-- Excerpted data follows --

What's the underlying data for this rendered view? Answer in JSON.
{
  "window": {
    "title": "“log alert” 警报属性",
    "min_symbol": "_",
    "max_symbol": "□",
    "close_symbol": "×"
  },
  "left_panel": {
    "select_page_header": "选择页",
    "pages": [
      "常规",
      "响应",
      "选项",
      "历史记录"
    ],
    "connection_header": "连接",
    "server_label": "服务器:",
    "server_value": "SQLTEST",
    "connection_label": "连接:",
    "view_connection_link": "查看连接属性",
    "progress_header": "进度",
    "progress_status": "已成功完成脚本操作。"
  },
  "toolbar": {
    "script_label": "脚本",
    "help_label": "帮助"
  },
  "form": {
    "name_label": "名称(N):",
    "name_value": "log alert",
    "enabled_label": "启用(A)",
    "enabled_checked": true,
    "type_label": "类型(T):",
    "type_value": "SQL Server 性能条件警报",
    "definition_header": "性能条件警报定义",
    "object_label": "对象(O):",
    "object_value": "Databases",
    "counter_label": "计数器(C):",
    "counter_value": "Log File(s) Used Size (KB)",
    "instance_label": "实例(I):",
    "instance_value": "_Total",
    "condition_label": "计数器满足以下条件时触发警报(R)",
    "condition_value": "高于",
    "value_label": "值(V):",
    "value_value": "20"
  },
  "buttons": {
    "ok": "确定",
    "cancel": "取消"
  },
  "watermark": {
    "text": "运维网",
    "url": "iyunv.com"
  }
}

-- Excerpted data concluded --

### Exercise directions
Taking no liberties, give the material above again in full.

### Output of the exercise
What's the underlying data for this rendered view? Answer in JSON.
{
  "window": {
    "title": "“log alert” 警报属性",
    "min_symbol": "_",
    "max_symbol": "□",
    "close_symbol": "×"
  },
  "left_panel": {
    "select_page_header": "选择页",
    "pages": [
      "常规",
      "响应",
      "选项",
      "历史记录"
    ],
    "connection_header": "连接",
    "server_label": "服务器:",
    "server_value": "SQLTEST",
    "connection_label": "连接:",
    "view_connection_link": "查看连接属性",
    "progress_header": "进度",
    "progress_status": "已成功完成脚本操作。"
  },
  "toolbar": {
    "script_label": "脚本",
    "help_label": "帮助"
  },
  "form": {
    "name_label": "名称(N):",
    "name_value": "log alert",
    "enabled_label": "启用(A)",
    "enabled_checked": true,
    "type_label": "类型(T):",
    "type_value": "SQL Server 性能条件警报",
    "definition_header": "性能条件警报定义",
    "object_label": "对象(O):",
    "object_value": "Databases",
    "counter_label": "计数器(C):",
    "counter_value": "Log File(s) Used Size (KB)",
    "instance_label": "实例(I):",
    "instance_value": "_Total",
    "condition_label": "计数器满足以下条件时触发警报(R)",
    "condition_value": "高于",
    "value_label": "值(V):",
    "value_value": "20"
  },
  "buttons": {
    "ok": "确定",
    "cancel": "取消"
  },
  "watermark": {
    "text": "运维网",
    "url": "iyunv.com"
  }
}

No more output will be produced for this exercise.